Water: No Water, no farm. Make sure all water rights convey to you. Check for water quality from any streams and ponds.
Stay out of debt: The more money you have to spend on your family and your farm, the more successful you shall be. Debt also can destroy any dream you have or make it agonizingly slow going. You also could lose anything you gain if hard times hit and you are sunk in debt.
Distance to market: For a person who is a survivalist, I understand not wanting to live next door to a city. You don’t have to. But if you own a farm for profit, you need to have a market. And it should be one that you can drive to in a reasonable time. Your market does not have to be a big city, but could be a town and rural community.
Infrastructure: Try to find land that already has barns, fencing, roads, bridges and other infrastructure.
Building new infrastructure is costly and most old farms have much of this in place, whereas blank land will be a start from scratch adventure.
On the Land
Set up needed infrastructure before you add livestock: Fencing, roads, shelter and water all need to be in place before you add animals. Inspect existing infrastructure for damage and make repairs before adding cows, pigs, sheep and goats. You don’t want to wake up in the morning and find out your Angus are trampling your neighbor’s cornfield and he’s getting his shotgun ready.
Tractor and implements: You will need at least one solid tractor. I strongly recommend your first machine be at least 40 horsepower, four-wheel drive and have a front-end loader and bucket attachment. You can buy new or used, that’s up to you. Consider buying implements used for the most part. Purchasing used implements will save you thousands of dollars.

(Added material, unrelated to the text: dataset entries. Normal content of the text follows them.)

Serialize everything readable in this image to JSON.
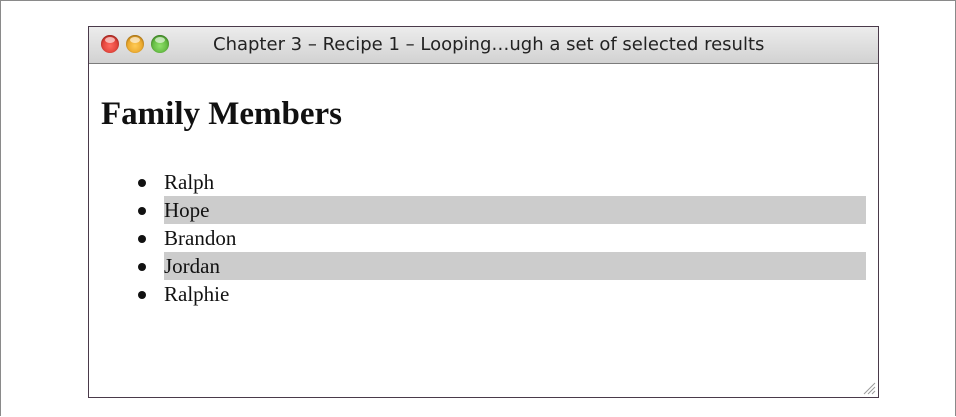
{
  "window": {
    "title": "Chapter 3 – Recipe 1 – Looping…ugh a set of selected results"
  },
  "page": {
    "heading": "Family Members",
    "members": [
      {
        "name": "Ralph",
        "highlighted": false
      },
      {
        "name": "Hope",
        "highlighted": true
      },
      {
        "name": "Brandon",
        "highlighted": false
      },
      {
        "name": "Jordan",
        "highlighted": true
      },
      {
        "name": "Ralphie",
        "highlighted": false
      }
    ]
  },
  "colors": {
    "highlight": "#cccccc",
    "close": "#e0443a",
    "minimize": "#f2a530",
    "zoom": "#5ec23e"
  },
  "icons": [
    "close-button-icon",
    "minimize-button-icon",
    "zoom-button-icon",
    "resize-grip-icon"
  ]
}
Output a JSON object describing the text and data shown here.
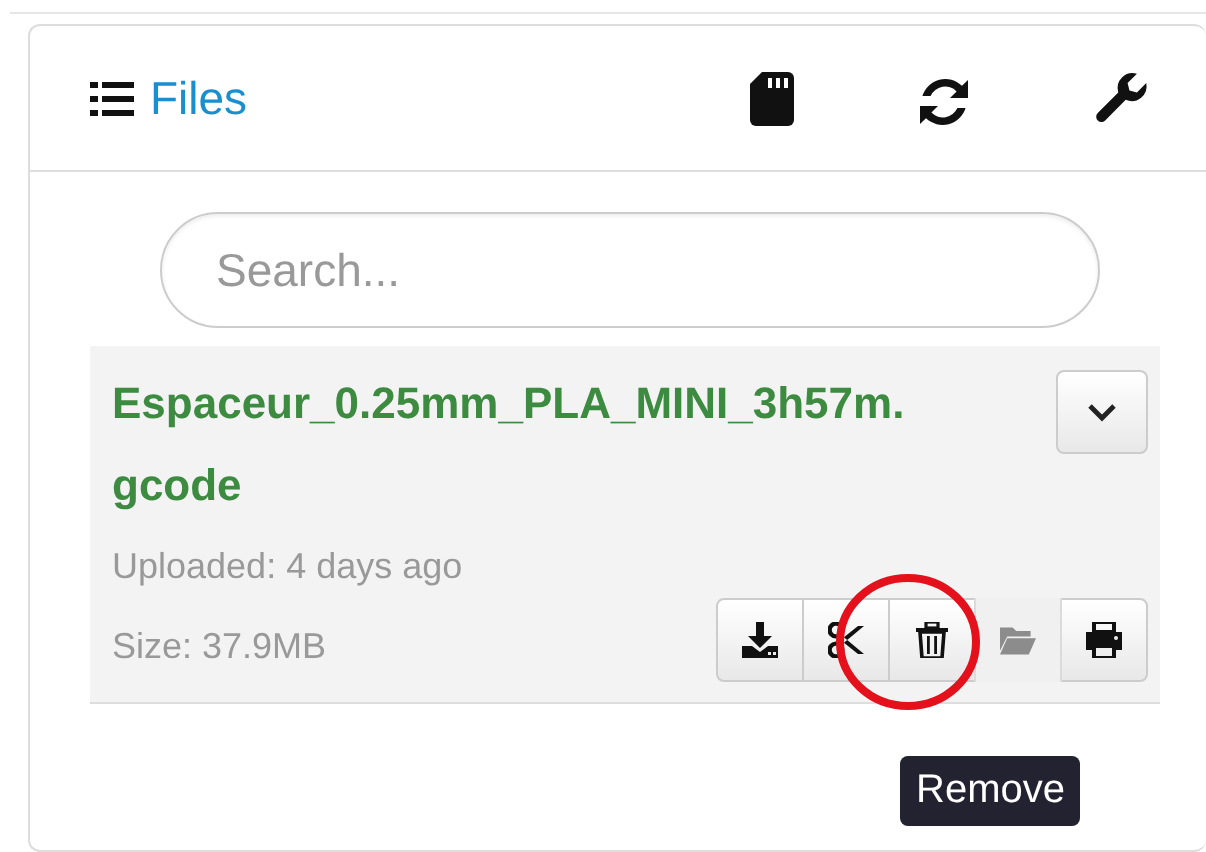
{
  "panel": {
    "title": "Files"
  },
  "search": {
    "placeholder": "Search..."
  },
  "files": [
    {
      "name": "Espaceur_0.25mm_PLA_MINI_3h57m.gcode",
      "uploaded": "Uploaded: 4 days ago",
      "size": "Size: 37.9MB",
      "actions": [
        {
          "kind": "download",
          "disabled": false
        },
        {
          "kind": "cut",
          "disabled": false
        },
        {
          "kind": "remove",
          "disabled": false
        },
        {
          "kind": "folder",
          "disabled": true
        },
        {
          "kind": "print",
          "disabled": false
        }
      ]
    }
  ],
  "tooltip": {
    "text": "Remove"
  }
}
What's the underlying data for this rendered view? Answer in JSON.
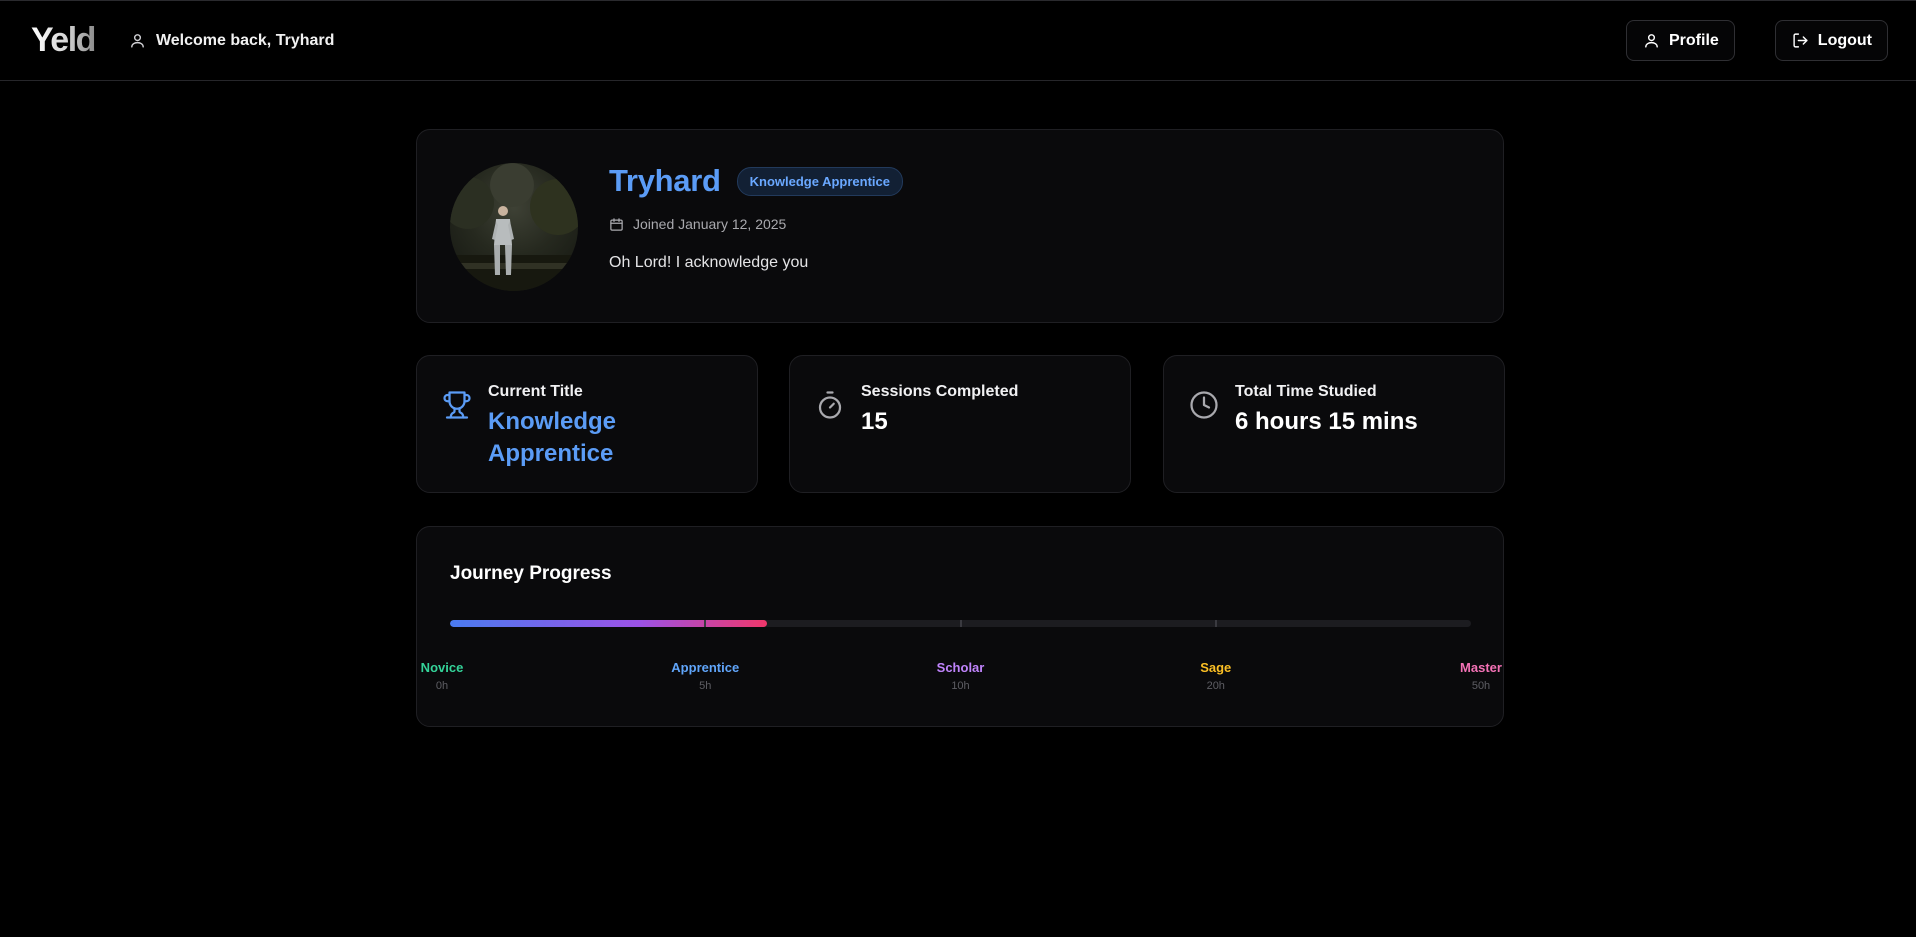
{
  "header": {
    "logo": "Yeld",
    "welcome": "Welcome back, Tryhard",
    "profile_label": "Profile",
    "logout_label": "Logout"
  },
  "profile": {
    "name": "Tryhard",
    "badge": "Knowledge Apprentice",
    "joined": "Joined January 12, 2025",
    "bio": "Oh Lord! I acknowledge you"
  },
  "stats": [
    {
      "label": "Current Title",
      "value": "Knowledge Apprentice",
      "icon": "trophy-icon",
      "color": "#5b9cf6"
    },
    {
      "label": "Sessions Completed",
      "value": "15",
      "icon": "timer-icon"
    },
    {
      "label": "Total Time Studied",
      "value": "6 hours 15 mins",
      "icon": "clock-icon"
    }
  ],
  "journey": {
    "title": "Journey Progress",
    "progress_fraction": 0.31,
    "milestones": [
      {
        "name": "Novice",
        "hours": "0h",
        "color": "#34d399"
      },
      {
        "name": "Apprentice",
        "hours": "5h",
        "color": "#60a5fa"
      },
      {
        "name": "Scholar",
        "hours": "10h",
        "color": "#c084fc"
      },
      {
        "name": "Sage",
        "hours": "20h",
        "color": "#fbbf24"
      },
      {
        "name": "Master",
        "hours": "50h",
        "color": "#f472b6"
      }
    ]
  }
}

Don’t go overboard: Your first year should be a conservative year. Take the time to learn, if you haven’t already. Build slowly and carefully. Don’t rush in and get burnt!
Keep organized: Don’t be that one farmer – the one who trashes his land and has his possessions and tools strewn about. Keep your farm as organized as you can. Any customer who comes to your farm will pay attention to how it is kept. You don’t want any government attention for being a hoarder or just plain messy. Local governments are known for making residents clean up and making them foot the bill.
Enjoy it! You have planned for so long to be here. Have a good attitude and enjoy every minute the Lord gives you on your farm.
What advice would you add for starting your own small farm? Let us know in the section below: